(EXERCISE DATA begins)
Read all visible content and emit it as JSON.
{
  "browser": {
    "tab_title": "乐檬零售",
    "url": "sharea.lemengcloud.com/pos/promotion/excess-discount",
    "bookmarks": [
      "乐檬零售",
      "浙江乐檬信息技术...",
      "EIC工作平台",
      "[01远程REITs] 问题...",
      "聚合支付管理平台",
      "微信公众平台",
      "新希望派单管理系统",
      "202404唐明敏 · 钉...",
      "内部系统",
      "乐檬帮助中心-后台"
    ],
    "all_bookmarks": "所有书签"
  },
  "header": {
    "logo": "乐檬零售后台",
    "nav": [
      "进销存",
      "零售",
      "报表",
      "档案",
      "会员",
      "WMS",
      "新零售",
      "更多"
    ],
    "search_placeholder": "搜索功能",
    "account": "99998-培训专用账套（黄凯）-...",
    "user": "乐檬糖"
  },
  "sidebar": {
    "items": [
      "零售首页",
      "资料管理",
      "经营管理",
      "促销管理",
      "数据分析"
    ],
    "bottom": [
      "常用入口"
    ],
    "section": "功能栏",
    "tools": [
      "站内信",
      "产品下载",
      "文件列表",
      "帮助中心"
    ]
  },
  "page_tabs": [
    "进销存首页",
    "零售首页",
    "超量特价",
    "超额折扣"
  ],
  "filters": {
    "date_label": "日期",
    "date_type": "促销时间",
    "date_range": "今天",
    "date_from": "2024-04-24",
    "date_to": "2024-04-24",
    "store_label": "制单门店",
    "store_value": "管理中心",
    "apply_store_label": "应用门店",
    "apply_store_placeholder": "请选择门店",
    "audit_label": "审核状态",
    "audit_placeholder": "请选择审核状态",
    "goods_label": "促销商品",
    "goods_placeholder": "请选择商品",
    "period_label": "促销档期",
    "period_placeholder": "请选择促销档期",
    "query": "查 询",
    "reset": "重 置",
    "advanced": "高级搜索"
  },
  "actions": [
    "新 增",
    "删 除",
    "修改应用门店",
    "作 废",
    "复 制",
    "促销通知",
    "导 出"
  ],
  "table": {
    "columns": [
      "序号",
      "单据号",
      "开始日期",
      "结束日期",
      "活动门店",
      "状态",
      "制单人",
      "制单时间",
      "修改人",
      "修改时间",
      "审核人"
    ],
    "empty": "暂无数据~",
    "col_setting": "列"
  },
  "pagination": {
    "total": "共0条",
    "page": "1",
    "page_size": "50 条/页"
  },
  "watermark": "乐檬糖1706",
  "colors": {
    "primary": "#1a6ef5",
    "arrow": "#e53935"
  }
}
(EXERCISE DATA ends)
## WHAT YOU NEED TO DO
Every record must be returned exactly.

## RESPONSE AREA
Read all visible content and emit it as JSON.
{
  "browser": {
    "tab_title": "乐檬零售",
    "url": "sharea.lemengcloud.com/pos/promotion/excess-discount",
    "bookmarks": [
      "乐檬零售",
      "浙江乐檬信息技术...",
      "EIC工作平台",
      "[01远程REITs] 问题...",
      "聚合支付管理平台",
      "微信公众平台",
      "新希望派单管理系统",
      "202404唐明敏 · 钉...",
      "内部系统",
      "乐檬帮助中心-后台"
    ],
    "all_bookmarks": "所有书签"
  },
  "header": {
    "logo": "乐檬零售后台",
    "nav": [
      "进销存",
      "零售",
      "报表",
      "档案",
      "会员",
      "WMS",
      "新零售",
      "更多"
    ],
    "search_placeholder": "搜索功能",
    "account": "99998-培训专用账套（黄凯）-...",
    "user": "乐檬糖"
  },
  "sidebar": {
    "items": [
      "零售首页",
      "资料管理",
      "经营管理",
      "促销管理",
      "数据分析"
    ],
    "bottom": [
      "常用入口"
    ],
    "section": "功能栏",
    "tools": [
      "站内信",
      "产品下载",
      "文件列表",
      "帮助中心"
    ]
  },
  "page_tabs": [
    "进销存首页",
    "零售首页",
    "超量特价",
    "超额折扣"
  ],
  "filters": {
    "date_label": "日期",
    "date_type": "促销时间",
    "date_range": "今天",
    "date_from": "2024-04-24",
    "date_to": "2024-04-24",
    "store_label": "制单门店",
    "store_value": "管理中心",
    "apply_store_label": "应用门店",
    "apply_store_placeholder": "请选择门店",
    "audit_label": "审核状态",
    "audit_placeholder": "请选择审核状态",
    "goods_label": "促销商品",
    "goods_placeholder": "请选择商品",
    "period_label": "促销档期",
    "period_placeholder": "请选择促销档期",
    "query": "查 询",
    "reset": "重 置",
    "advanced": "高级搜索"
  },
  "actions": [
    "新 增",
    "删 除",
    "修改应用门店",
    "作 废",
    "复 制",
    "促销通知",
    "导 出"
  ],
  "table": {
    "columns": [
      "序号",
      "单据号",
      "开始日期",
      "结束日期",
      "活动门店",
      "状态",
      "制单人",
      "制单时间",
      "修改人",
      "修改时间",
      "审核人"
    ],
    "empty": "暂无数据~",
    "col_setting": "列"
  },
  "pagination": {
    "total": "共0条",
    "page": "1",
    "page_size": "50 条/页"
  },
  "watermark": "乐檬糖1706",
  "colors": {
    "primary": "#1a6ef5",
    "arrow": "#e53935"
  }
}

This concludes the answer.